Ann can lead wine enthusiasts down the path of her own history at Horseshoe Bend. “We bought the property in 1987, planted grapes in 1997, and then got our license in 2003,” she says. “Our first commercial line was with the 2004 harvest. In 2009, we opened a tasting room. Since Washington County was dry, we had to wait until after the election to add a tasting room onto the property.”

If wine pairing is a concern for your Derby party this year, Ann can simply direct you to a glance at the labels on Horseshoe Bend’s bottles. “We do a lot of European-style wines that are crafted to go with food,” she says. “On the back of our labels, there is a guide on what would go well with that particular wine thanks to my son, Greg Karsner. For example, our riesling pairs well with mango honey and glazed chicken. Our red jester, which is wonderful with spaghetti, also pairs with black and blue burgers, blackened pork sliders, and jalapeno-topped chicken with pepperjack cheese.”

Ann also suggests you not limit yourself to these pairings. The perfect combination is up to the discretion of each individual. “Taste the wine in advance of your party,” she recommends. “See what you think it will go with and get advice from different wine stores. I have had sommeliers suggest a certain pairing that I didn’t care for, so don’t feel you have to stick with any certain combination. Everyone has their own opinion.”

Horseshoe Bend will have a booth at this year’s Kentucky Derby Festival WineFest, which will be held on the Belvedere on Tuesday and Wednesday during the first week of May. Attendees will have a chance to learn about the many vineyards in Kentucky and meet the Karsner family and sample the vineyard’s wine. “During WineFest, the community will be able to taste a whole bunch of different styles of wines to see what they may prefer,” Ann says. “You will find sweet wines, dry wines, and some sangria.

“There is no concrete recipe to winemaking. It is up to the discretion of the winemaker to play with the different parts of the recipe and give it their own individual stamp. That’s why we say it is crafted. Everybody who owns small boutique wineries in Kentucky is crafting their own individual style. This is what you will find at WineFest.”

If you cannot make it to WineFest this year, you can visit Horseshoe Bend Winery in Willisburg, Kentucky, about an hour from Louisville. “We are open seven days a week and there is no need to call for an appointment, especially beginning April 1st through November 1st,” Ann says. “I am here from 11am to 5pm every weekday and 11am to 7pm on the weekends.”
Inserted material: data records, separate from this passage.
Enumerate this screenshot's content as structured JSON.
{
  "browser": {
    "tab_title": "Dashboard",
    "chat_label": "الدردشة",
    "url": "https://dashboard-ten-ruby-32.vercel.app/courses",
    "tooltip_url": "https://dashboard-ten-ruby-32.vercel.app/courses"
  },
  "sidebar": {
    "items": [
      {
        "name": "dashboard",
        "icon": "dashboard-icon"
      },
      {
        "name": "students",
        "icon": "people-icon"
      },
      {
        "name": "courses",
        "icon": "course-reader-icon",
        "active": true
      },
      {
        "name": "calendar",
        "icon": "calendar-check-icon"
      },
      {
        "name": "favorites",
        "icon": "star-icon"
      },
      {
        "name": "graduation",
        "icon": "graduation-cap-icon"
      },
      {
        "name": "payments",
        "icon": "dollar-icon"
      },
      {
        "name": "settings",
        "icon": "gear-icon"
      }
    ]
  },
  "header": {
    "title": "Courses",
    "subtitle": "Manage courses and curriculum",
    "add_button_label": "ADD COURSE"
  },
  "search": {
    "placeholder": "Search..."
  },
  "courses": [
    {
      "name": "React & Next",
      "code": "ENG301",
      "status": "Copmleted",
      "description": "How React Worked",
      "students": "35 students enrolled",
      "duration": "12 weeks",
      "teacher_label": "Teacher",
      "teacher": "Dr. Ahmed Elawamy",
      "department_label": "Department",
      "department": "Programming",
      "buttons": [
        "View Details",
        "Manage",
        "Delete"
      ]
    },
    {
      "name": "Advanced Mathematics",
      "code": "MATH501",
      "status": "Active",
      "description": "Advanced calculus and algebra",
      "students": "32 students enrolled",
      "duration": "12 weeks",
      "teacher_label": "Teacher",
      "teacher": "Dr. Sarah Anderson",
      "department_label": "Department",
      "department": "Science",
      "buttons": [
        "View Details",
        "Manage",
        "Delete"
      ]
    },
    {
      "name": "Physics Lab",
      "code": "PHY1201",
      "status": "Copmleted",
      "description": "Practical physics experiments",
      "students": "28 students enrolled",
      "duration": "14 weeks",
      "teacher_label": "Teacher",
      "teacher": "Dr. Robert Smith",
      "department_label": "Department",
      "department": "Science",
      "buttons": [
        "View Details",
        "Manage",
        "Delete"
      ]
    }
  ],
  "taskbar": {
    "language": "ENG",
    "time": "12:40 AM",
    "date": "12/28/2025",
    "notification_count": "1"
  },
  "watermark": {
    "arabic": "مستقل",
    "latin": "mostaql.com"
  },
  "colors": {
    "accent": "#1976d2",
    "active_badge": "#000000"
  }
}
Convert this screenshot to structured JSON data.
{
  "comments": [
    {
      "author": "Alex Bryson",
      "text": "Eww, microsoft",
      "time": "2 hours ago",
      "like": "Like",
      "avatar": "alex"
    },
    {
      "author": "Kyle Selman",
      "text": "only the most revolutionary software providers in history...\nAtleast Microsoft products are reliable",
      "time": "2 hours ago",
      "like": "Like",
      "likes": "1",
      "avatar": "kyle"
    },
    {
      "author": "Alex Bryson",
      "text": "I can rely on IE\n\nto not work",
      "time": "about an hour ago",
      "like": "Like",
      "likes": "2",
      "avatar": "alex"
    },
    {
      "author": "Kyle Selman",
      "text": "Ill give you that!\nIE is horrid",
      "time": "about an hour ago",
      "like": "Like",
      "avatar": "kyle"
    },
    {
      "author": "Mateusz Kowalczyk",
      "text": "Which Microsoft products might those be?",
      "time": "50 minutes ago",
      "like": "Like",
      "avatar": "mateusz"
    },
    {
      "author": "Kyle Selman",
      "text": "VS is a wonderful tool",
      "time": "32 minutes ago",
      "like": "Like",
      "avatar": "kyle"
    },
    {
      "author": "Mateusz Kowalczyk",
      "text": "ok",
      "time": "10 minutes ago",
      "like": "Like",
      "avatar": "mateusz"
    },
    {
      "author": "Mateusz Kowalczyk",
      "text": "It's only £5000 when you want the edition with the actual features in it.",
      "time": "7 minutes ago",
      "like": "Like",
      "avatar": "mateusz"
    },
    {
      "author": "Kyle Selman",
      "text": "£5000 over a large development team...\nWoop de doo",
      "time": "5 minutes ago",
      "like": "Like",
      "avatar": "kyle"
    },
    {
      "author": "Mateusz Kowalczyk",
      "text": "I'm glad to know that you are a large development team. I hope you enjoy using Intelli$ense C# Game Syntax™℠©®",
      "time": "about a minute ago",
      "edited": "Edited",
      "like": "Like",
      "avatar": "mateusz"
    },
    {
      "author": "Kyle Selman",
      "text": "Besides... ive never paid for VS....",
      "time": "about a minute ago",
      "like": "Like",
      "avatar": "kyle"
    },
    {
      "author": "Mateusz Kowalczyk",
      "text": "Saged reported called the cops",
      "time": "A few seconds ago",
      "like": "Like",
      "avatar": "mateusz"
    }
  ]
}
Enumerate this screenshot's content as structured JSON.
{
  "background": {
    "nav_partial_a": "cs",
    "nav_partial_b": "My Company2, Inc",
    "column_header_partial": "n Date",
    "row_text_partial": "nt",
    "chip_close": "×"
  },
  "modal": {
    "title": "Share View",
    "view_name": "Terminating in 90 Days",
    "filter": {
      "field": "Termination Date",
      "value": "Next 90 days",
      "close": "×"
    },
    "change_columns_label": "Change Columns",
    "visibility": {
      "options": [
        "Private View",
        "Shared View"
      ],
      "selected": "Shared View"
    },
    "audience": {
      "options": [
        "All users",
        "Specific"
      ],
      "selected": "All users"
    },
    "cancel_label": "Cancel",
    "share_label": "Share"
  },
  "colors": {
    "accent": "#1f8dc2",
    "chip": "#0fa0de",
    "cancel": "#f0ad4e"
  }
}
Visit here to learn more about the wines and recipes for pairings, and stop by its booth at WineFest for a taste of Kentucky’s history. Today’s Woman will be there too — Stop and see us at our booth!